It’s no secret that choosing to eat healthy can—along with just generally making you feel better— help to prolong your life. Many seniors suffer from malnutrition, due to many different factors, from health to income. To make sure you age well and stay active, independent, and happy, here are five easy ways you can make sure you eat healthy.
1. Know What Nutrients You Need
Seniors may need less calories than younger adults, but in many cases, seniors need more of specific nutrients. As we age, we don’t absorb certain vitamins as well as we used to. As a result, seniors often take in lower amounts of necessary nutrients like calcium, vitamin D, and vitamin B12. To make sure you get all of the proper vitamins and nutrients that you need daily, familiarize yourself with the U.S. Department of Agriculture’s new version of the Food Pyramid called MyPlate. When possible, choose foods that are high in fiber and low in sodium as well, and talk to your doctor about whether or not a taking a daily supplement is right for you.

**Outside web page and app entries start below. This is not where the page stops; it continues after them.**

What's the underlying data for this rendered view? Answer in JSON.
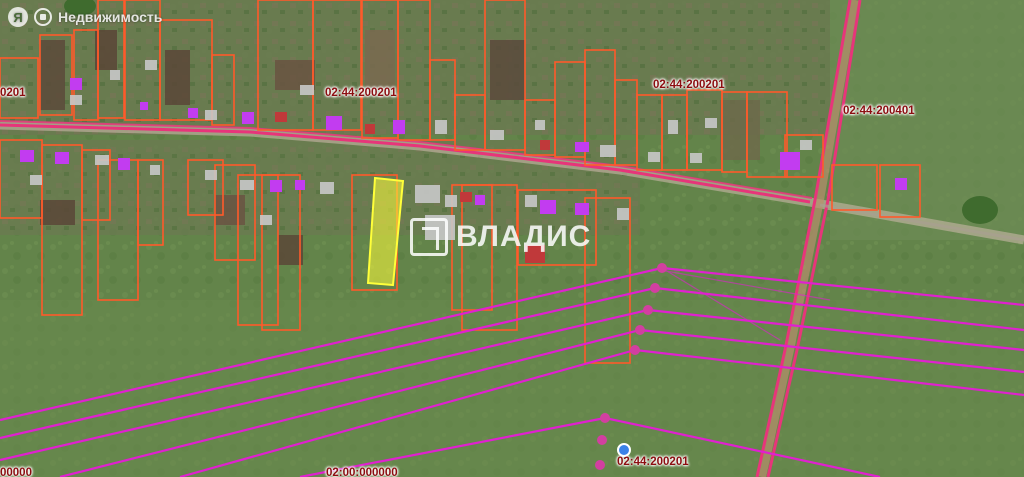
{
  "header": {
    "brand_letter": "Я",
    "brand_label": "Недвижимость"
  },
  "watermark": {
    "text": "ВЛАДИС"
  },
  "cadastral_labels": [
    {
      "id": "label-1",
      "text": "0201"
    },
    {
      "id": "label-2",
      "text": "02:44:200201"
    },
    {
      "id": "label-3",
      "text": "02:44:200201"
    },
    {
      "id": "label-4",
      "text": "02:44:200401"
    },
    {
      "id": "label-5",
      "text": "02:44:200201"
    },
    {
      "id": "label-6",
      "text": "00000"
    },
    {
      "id": "label-7",
      "text": "02:00:000000"
    }
  ],
  "colors": {
    "parcel_border": "#ff5a2a",
    "selected_parcel": "#ffff3a",
    "power_lines": "#e020d0",
    "roads": "#e7357a",
    "roof_purple": "#c23cf0",
    "label_text": "#8b0d10",
    "pin": "#3b82e8"
  },
  "icons": [
    "map-pin-icon",
    "logo-icon",
    "watermark-logo-icon"
  ]
}
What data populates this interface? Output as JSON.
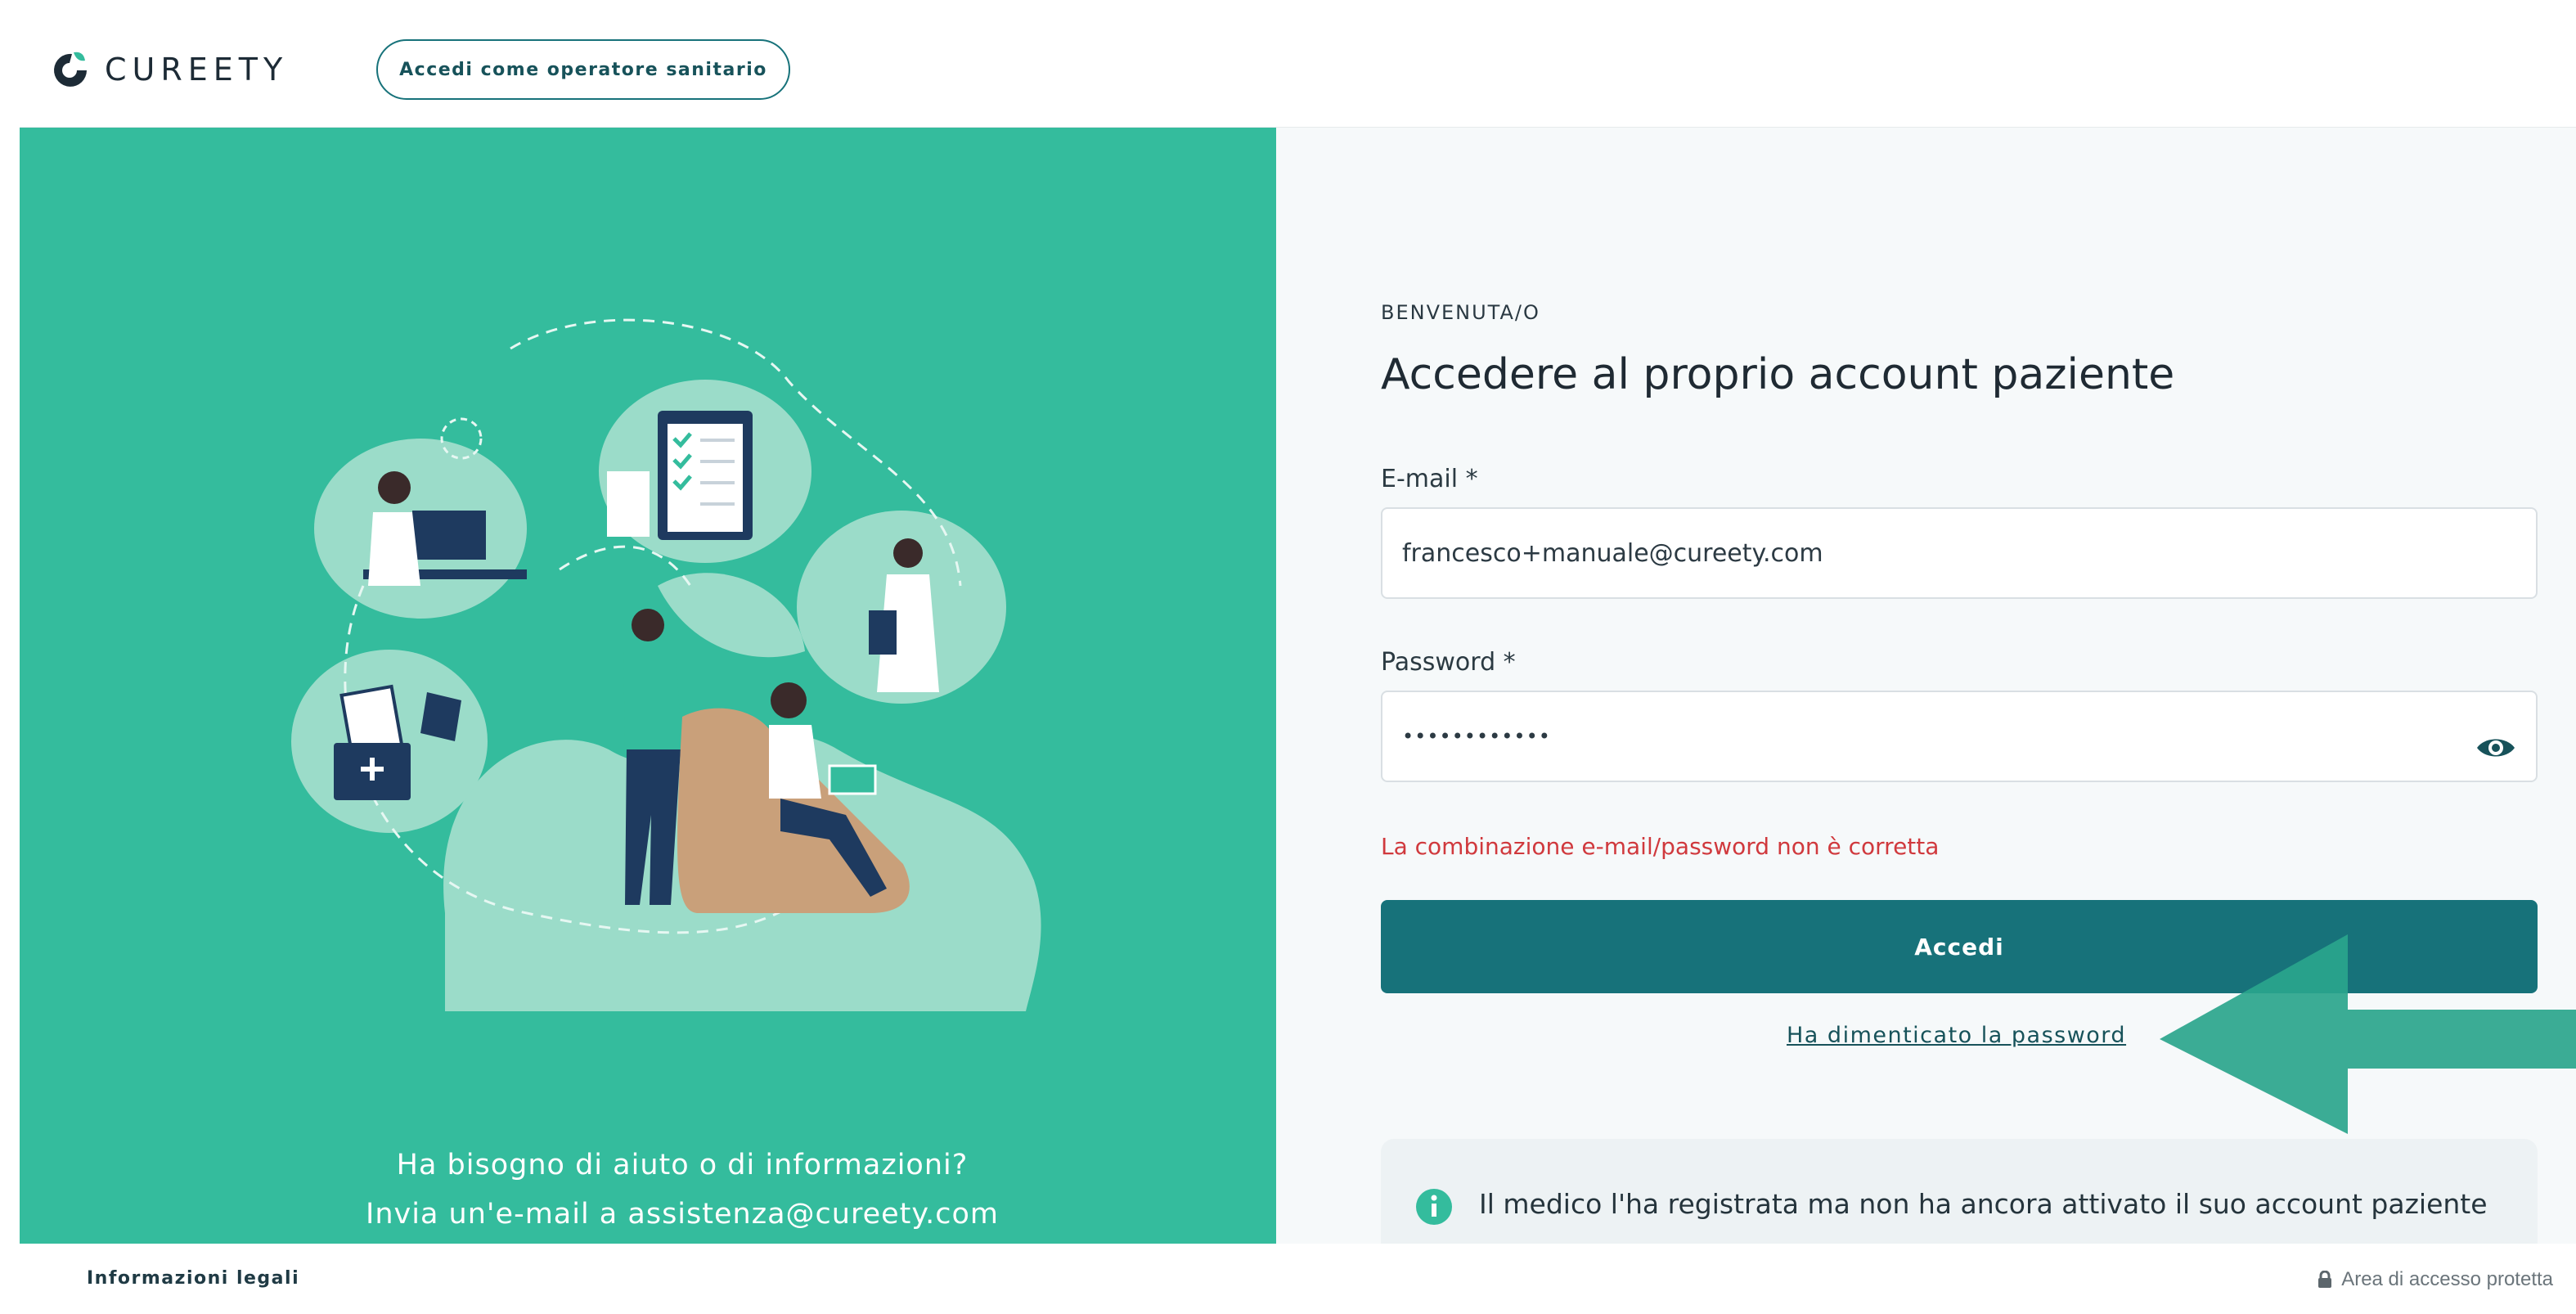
{
  "header": {
    "brand": "CUREETY",
    "hc_login_label": "Accedi come operatore sanitario"
  },
  "left": {
    "help_line1": "Ha bisogno di aiuto o di informazioni?",
    "help_line2": "Invia un'e-mail a assistenza@cureety.com"
  },
  "form": {
    "welcome": "BENVENUTA/O",
    "title": "Accedere al proprio account paziente",
    "email_label": "E-mail *",
    "email_value": "francesco+manuale@cureety.com",
    "password_label": "Password *",
    "password_value": "••••••••••••",
    "error": "La combinazione e-mail/password non è corretta",
    "submit_label": "Accedi",
    "forgot_label": "Ha dimenticato la password",
    "info_text": "Il medico l'ha registrata ma non ha ancora attivato il suo account paziente"
  },
  "footer": {
    "legal": "Informazioni legali",
    "secure": "Area di accesso protetta"
  },
  "colors": {
    "brand_green": "#34bc9d",
    "primary_teal": "#17727a",
    "error_red": "#d0393d",
    "annotation_arrow": "#2aa58c"
  },
  "icons": [
    "cureety-logo-icon",
    "eye-icon",
    "info-icon",
    "lock-icon",
    "arrow-annotation"
  ]
}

2. Read the Labels
The best thing you can do for your body is buy fresh meats and produce when you’re grocery shopping, but if that’s not an option for you, be smart when you go to shop for canned and packaged items. Check the labels for added salt and sugar, and buy the items that have the lowest amounts or none added at all. The National Institute on Health (NIH) recommends that seniors limit their intake of saturated fats, trans fats, sodium, and added sugar.
3. Practice Portion Control
Overeating can shorten your lifespan by contributing to several different health problems, from type-2 diabetes to cardiovascular disease. To make sure you don’t overeat, first focus on getting all of the proper vitamins and nutrients that you need. When your body is given the proper food fuel, you will feel full sooner. Per day, most seniors need about 5 servings of vegetables, 4 servings of fresh fruit, 6 servings of whole grains, 3 servings of dairy, and 3 servings of good oils and fats. Per week, seniors need 2-3 servings of fish or other seafood, 5 servings of nuts and seeds, and 8-9 servings of poultry, meat, or eggs.
4. Stay Hydrated
Drinking enough water throughout the day can help you to stay full and avoid feeling the need to snack on empty calories. But staying hydrated is not just about feeling full. Dehydration can lead to complications, like seizures, kidney failure, and even death in severe cases. Due to health issues, medication side effects, and age-related changes in our bodies, seniors between the ages of 85 and 99 are six times more likely than any other group to be admitted to the hospital for dehydration. To make sure that you stay hydrated, stock your fridge with water, milk, and 100 percent juices. Having healthy drink choices close and available to you at any time is an easy way to help yourself drink enough liquids throughout the day. Keep foods that are high in water as well, like fruits, soups, and yogurt.
5. Don't Skip Meals
You might not always feel hungry at mealtime, but just like overeating, doing the opposite is bad for your health, too. Skipping meals can lead to unhealthy fluctuations in blood sugar levels and poor eating habits. When you skip too many meals, your body starts to crave calories, which can lead to snacking on foods that are high in calories and low in nutrients. So if you don’t feel hungry when it’s time to eat, make sure you eat just a few bites of something that is high in good fats, like nuts or avocados. These types of foods, though small, can give your body necessary vitamins that you would fail to get if you skipped a meal. Also, sometimes nibbling on a few bites when you don’t feel hungry can jump-start your metabolism and cause those familiar pangs of hunger.